** DATA EXTRACTS follows **

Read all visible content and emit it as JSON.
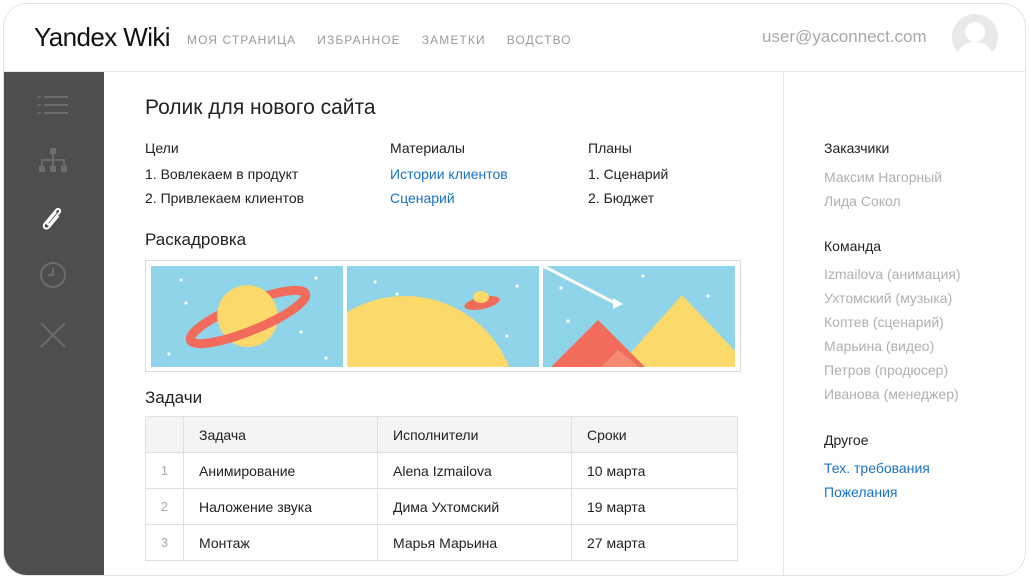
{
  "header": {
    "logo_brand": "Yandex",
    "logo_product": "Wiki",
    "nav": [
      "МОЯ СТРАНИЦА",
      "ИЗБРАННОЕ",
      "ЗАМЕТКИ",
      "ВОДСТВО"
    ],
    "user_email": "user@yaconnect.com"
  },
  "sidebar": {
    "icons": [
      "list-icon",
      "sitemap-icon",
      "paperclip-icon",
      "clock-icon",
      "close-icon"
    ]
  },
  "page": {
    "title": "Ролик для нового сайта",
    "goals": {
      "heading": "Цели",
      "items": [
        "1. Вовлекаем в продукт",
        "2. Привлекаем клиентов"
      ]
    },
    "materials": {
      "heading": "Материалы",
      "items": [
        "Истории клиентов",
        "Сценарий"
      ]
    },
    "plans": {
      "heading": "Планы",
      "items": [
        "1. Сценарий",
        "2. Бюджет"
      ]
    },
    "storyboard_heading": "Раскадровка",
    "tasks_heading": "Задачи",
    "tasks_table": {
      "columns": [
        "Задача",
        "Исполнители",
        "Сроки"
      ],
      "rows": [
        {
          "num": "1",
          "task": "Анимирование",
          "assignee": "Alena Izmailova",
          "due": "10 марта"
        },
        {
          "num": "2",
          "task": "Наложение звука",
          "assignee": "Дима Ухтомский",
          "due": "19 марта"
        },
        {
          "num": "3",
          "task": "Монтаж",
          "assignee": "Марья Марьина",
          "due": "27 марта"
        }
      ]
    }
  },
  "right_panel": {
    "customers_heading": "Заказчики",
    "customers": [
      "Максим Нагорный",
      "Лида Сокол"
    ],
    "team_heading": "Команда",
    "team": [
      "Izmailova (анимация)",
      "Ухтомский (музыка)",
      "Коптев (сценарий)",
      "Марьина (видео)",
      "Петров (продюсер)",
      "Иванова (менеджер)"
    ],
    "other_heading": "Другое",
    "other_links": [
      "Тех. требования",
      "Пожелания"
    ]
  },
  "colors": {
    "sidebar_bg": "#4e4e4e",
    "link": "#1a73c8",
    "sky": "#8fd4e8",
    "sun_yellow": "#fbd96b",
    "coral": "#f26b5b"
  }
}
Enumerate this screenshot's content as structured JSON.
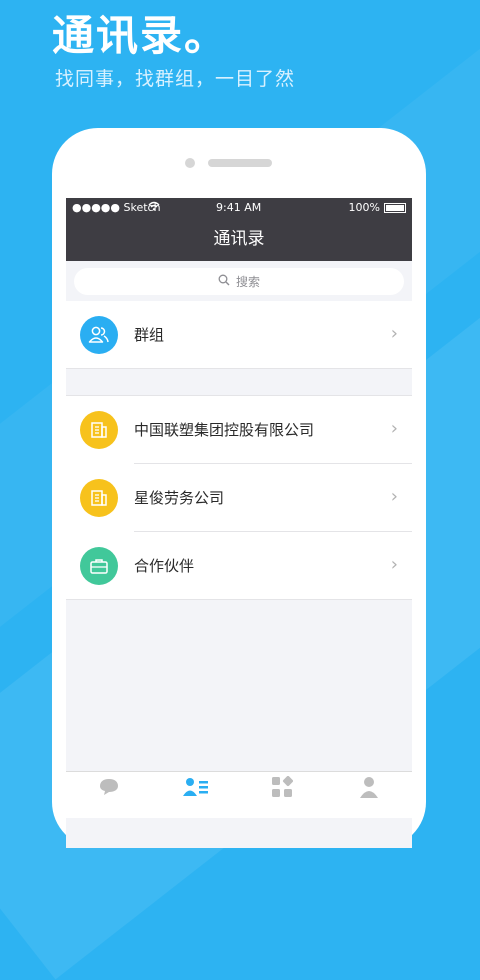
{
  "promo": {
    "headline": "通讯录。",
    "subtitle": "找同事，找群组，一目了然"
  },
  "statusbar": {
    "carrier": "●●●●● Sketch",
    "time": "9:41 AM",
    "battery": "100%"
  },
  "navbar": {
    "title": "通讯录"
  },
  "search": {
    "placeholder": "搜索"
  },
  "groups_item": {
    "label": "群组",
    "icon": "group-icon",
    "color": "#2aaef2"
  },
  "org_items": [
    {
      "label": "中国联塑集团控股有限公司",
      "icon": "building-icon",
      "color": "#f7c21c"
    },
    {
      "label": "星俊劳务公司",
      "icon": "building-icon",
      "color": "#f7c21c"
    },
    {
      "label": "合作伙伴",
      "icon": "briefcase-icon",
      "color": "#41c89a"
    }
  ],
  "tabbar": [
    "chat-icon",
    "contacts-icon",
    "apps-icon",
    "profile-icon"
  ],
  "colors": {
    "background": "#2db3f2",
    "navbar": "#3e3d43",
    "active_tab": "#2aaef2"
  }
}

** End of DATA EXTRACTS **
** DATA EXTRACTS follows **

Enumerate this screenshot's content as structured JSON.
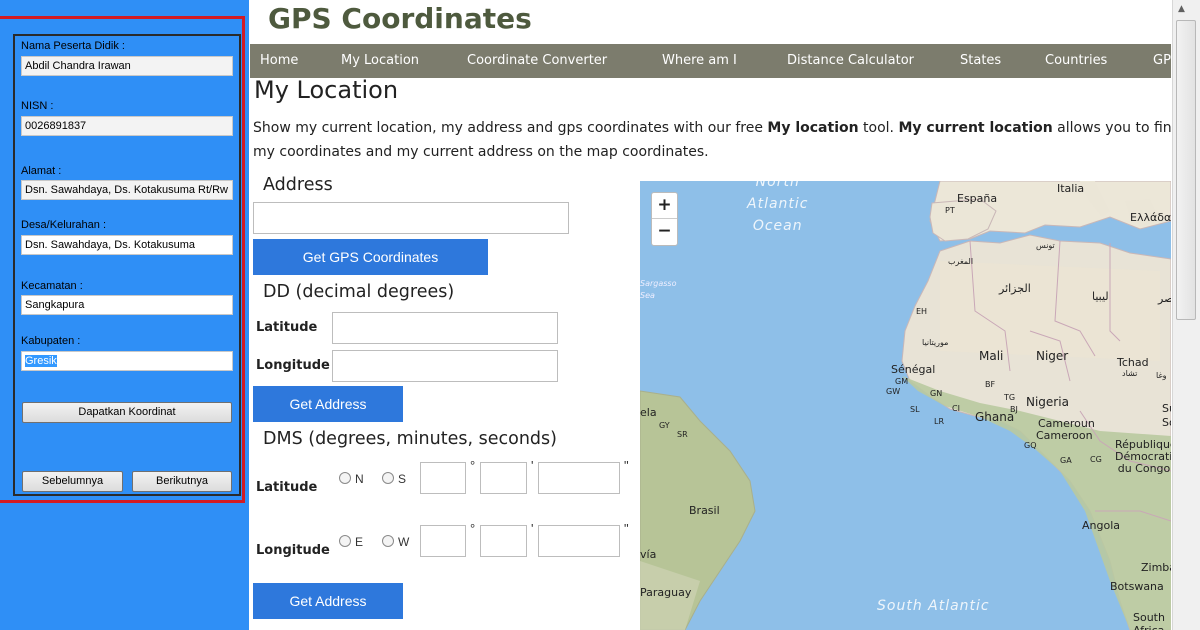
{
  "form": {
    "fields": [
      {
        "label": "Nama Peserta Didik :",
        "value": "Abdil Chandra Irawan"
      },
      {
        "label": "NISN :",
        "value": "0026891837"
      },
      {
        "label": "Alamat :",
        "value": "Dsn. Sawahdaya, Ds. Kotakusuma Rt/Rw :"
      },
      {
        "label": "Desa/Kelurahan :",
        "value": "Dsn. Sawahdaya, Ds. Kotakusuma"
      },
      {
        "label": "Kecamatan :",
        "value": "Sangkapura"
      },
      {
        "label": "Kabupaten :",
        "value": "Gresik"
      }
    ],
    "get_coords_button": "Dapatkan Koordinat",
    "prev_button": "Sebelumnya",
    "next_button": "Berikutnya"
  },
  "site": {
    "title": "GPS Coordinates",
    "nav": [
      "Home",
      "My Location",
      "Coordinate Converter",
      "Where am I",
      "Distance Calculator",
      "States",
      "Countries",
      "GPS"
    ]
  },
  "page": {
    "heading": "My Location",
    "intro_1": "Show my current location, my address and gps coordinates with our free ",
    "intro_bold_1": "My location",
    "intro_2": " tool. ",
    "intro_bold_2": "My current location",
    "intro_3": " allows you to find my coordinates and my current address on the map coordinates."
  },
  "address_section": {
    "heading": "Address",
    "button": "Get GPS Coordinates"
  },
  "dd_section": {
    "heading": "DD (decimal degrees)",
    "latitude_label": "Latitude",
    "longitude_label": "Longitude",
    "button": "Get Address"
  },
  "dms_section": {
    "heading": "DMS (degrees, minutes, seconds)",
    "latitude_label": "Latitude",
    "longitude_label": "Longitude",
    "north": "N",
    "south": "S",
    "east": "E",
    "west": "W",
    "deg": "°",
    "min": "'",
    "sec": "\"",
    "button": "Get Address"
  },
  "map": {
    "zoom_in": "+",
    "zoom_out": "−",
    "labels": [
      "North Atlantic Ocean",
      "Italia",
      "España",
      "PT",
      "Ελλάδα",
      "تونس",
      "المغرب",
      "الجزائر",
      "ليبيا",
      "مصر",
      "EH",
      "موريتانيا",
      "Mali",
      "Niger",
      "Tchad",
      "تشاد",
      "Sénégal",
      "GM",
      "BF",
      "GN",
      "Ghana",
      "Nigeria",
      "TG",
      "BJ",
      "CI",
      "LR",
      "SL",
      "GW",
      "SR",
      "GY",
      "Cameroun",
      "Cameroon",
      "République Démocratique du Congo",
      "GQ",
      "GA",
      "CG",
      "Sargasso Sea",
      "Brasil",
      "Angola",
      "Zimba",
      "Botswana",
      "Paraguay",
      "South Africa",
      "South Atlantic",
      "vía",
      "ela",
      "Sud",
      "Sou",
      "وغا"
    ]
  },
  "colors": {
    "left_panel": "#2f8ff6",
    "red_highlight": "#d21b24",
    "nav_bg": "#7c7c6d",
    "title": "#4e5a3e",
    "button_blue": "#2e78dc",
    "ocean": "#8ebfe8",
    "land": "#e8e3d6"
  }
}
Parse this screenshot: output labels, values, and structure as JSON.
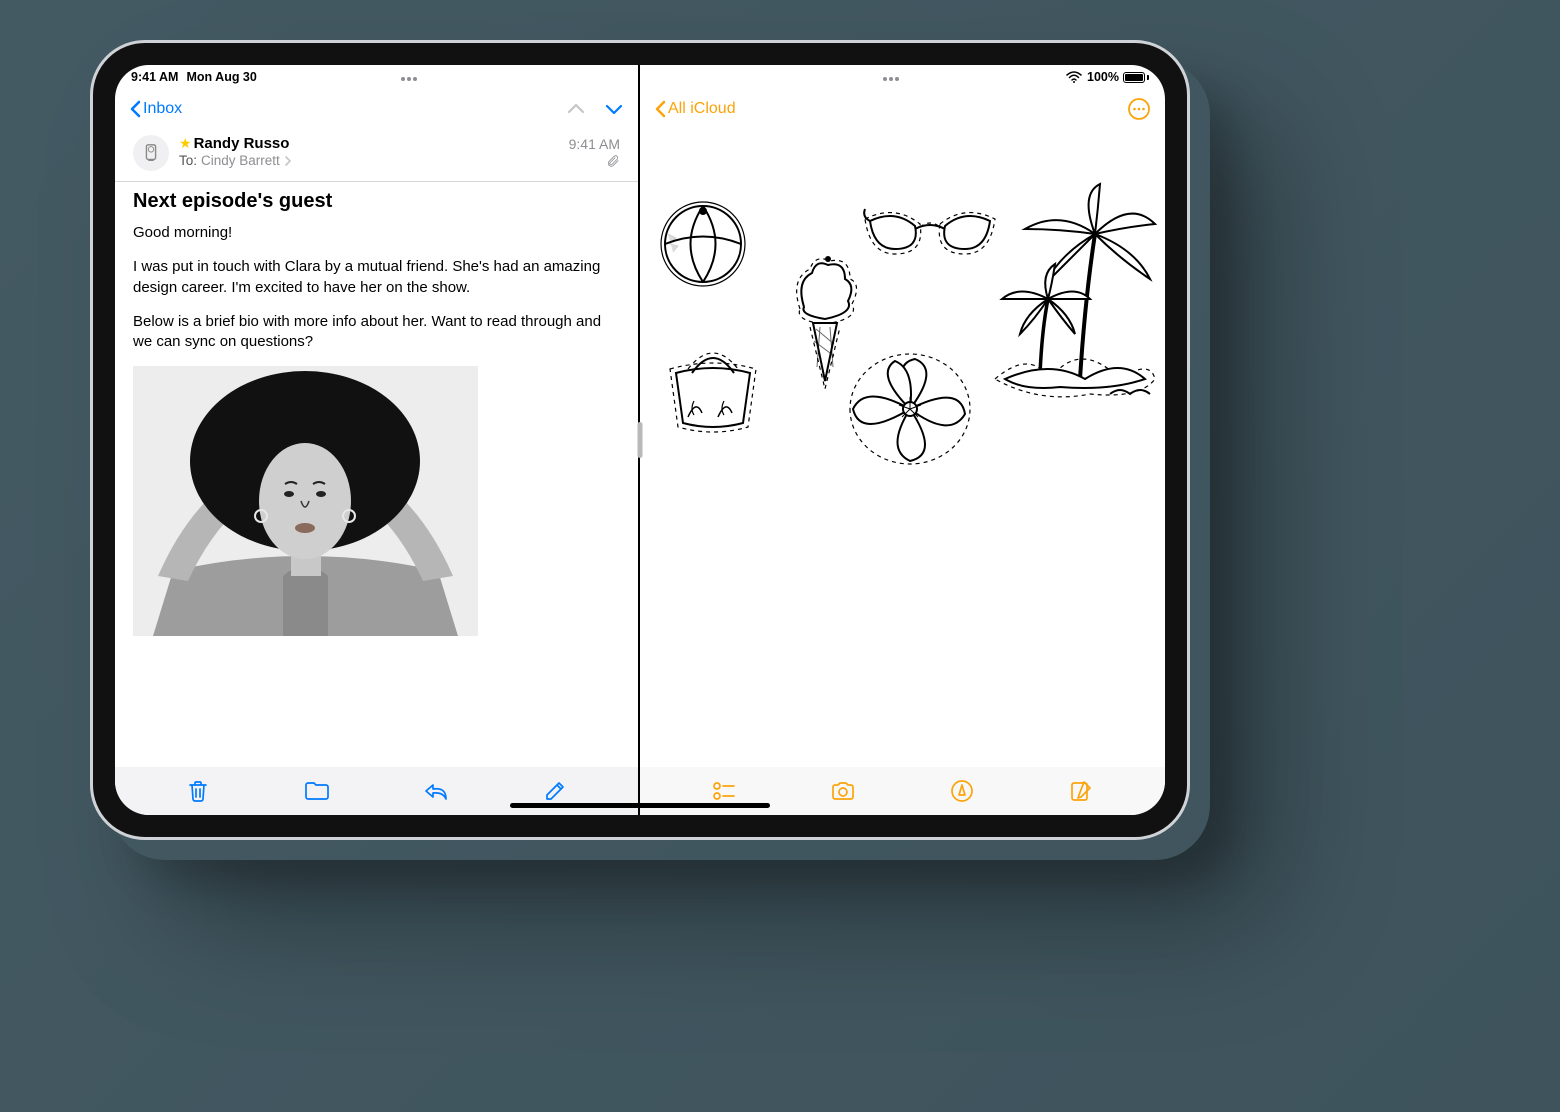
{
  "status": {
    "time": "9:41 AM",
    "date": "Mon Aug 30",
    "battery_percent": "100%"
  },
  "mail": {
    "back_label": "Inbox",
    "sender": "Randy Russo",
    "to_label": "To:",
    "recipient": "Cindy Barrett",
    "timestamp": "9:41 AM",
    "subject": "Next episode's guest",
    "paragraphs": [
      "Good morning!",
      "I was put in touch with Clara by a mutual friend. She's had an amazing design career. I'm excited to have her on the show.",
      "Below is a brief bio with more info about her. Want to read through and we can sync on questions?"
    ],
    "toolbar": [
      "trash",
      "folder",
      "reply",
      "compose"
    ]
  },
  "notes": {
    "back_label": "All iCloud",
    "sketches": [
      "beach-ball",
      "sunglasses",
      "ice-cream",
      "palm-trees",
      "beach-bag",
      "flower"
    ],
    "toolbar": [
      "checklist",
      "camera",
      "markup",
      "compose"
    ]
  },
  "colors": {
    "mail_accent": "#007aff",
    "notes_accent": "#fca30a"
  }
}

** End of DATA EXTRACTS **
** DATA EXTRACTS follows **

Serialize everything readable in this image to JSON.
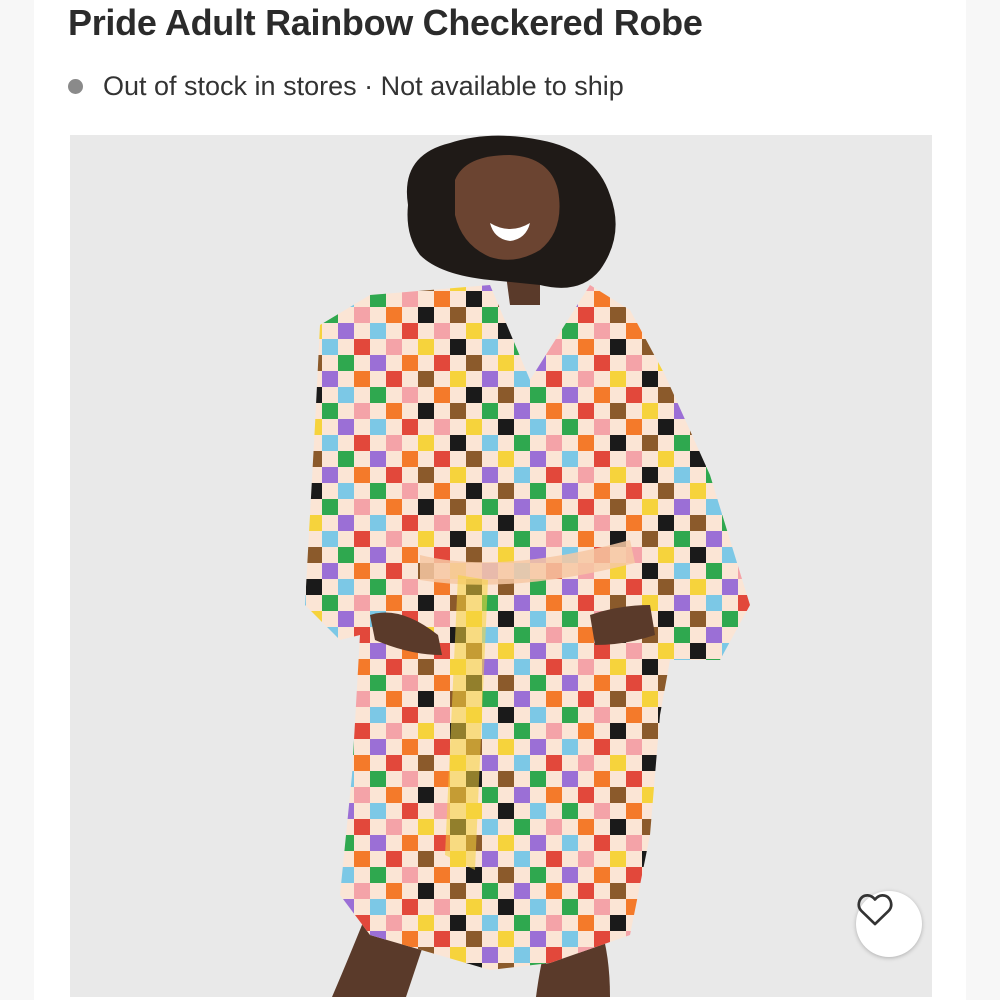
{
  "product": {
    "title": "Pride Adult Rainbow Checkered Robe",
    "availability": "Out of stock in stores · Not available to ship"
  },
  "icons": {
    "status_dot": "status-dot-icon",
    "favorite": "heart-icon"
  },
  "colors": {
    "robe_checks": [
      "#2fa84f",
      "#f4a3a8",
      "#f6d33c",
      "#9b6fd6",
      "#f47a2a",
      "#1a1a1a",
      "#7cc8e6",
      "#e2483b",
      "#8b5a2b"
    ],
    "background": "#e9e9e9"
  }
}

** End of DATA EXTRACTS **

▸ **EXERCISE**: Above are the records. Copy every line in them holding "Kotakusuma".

▸ **SOLUTION TO THIS PROBLEM**:
        "value": "Dsn. Sawahdaya, Ds. Kotakusuma Rt/Rw :"
        "value": "Dsn. Sawahdaya, Ds. Kotakusuma"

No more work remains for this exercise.